By Becky Bracken
The National Security Agency issued a fact sheet on quantum computing that downplayed the threat of post-quantum cryptography to public key encryption.
The spy agency acknowledged it is looking toward a post-quantum future by working on the development of standards that can protect National Security Systems (NSS) but added the viability of what the report termed a “Cryptographically Relevant Quantum Computer” is far off in the future.
“NSA does not know when or even if a quantum computer of sufficient size and power to exploit public key cryptography (a CRQC) will exist,” the quantum FAQ said. “This technology exists today and is distinct from the quantum computing technology that might one day be used to attack mathematically based cryptographic algorithms.”
It’s hard to know whether the NSA is actually not worried about the security threat of quantum computing or just posturing for some other reason, but it’s fair to say following recent catastrophic breaches of classified systems, including the infamous SolarWinds hack, the U.S. government doesn’t have a great track record on spotting cybersecurity threats.
Even months after the attack the U.S. government agencies failed to meet even basic cybersecurity standards, according to a recent Senate Oversight Report created by inspectors general.
Despite the NSA’s lack of confidence in quantum computing’s impact on data security, companies like Canadian company Quantropi Inc are throwing considerable resources behind developing quantum-secure technology.
The company along with Canada’s National Research and Education Network (NREN) just announced it successfully tested its quantum key distribution technology by sending 55,000 32-bit encryption keys per second from Ottowa to Singapore at speeds that never dipped between 14 Mbps.
Quantropi CTO Michael Redding explained how the company is developing Quantum Entropy as a Service to secure data against quantum computers, which his company is better is going to happen in the next handful of years.

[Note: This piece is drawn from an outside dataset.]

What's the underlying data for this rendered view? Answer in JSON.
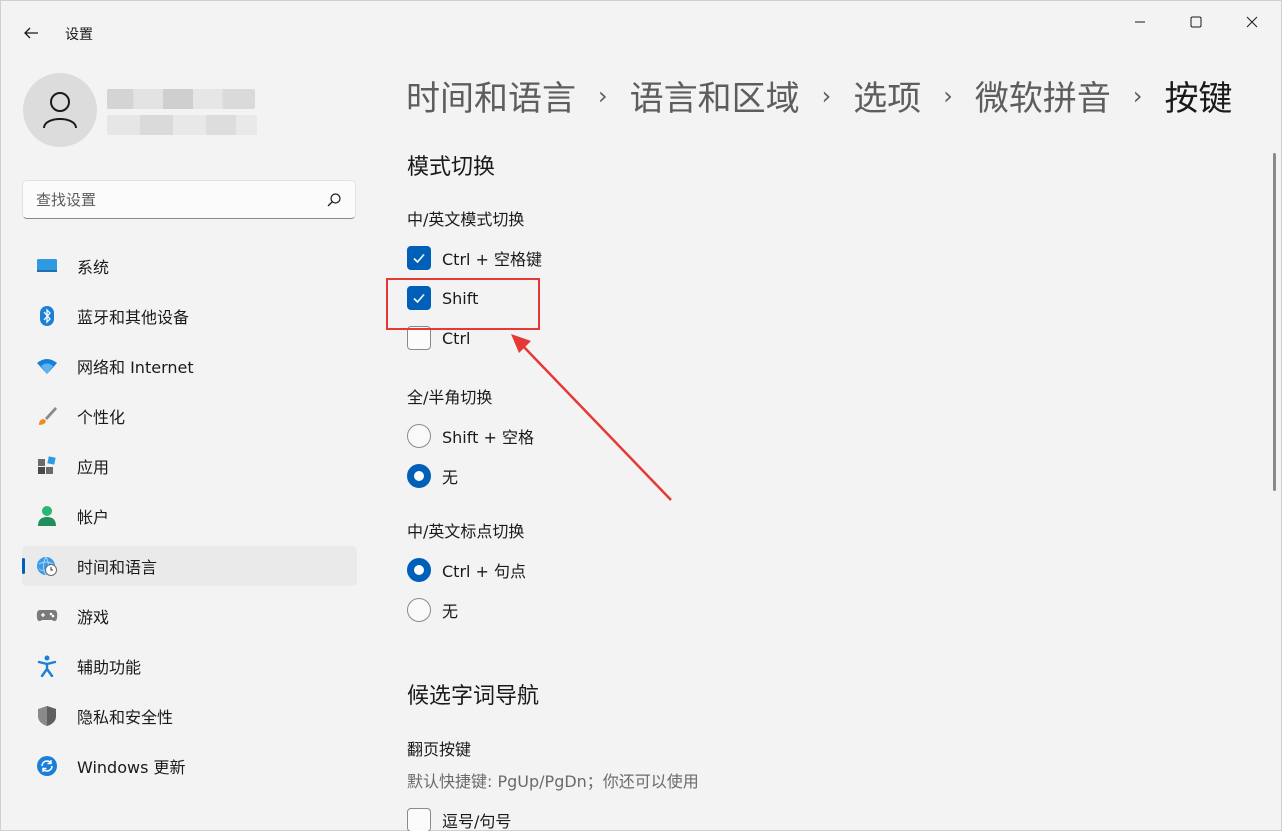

“Let’s translate these results to the business world,” Redding explained. “If a 32-byte AES key is the standard, we’re transmitting anywhere from just under 400,000 (Edmonton) down to 55,000 keys per second (Singapore). To get your head around this, Google – representing ten times the traffic of any other site on the planet – requires an estimated 64,000 32-byte keys per second. So just from our small beta server in Ottawa – pre-optimization – we can support anywhere in the neighborhood of one to six Googles per second. With every single key delivered as secure from any attack – classical or quantum.”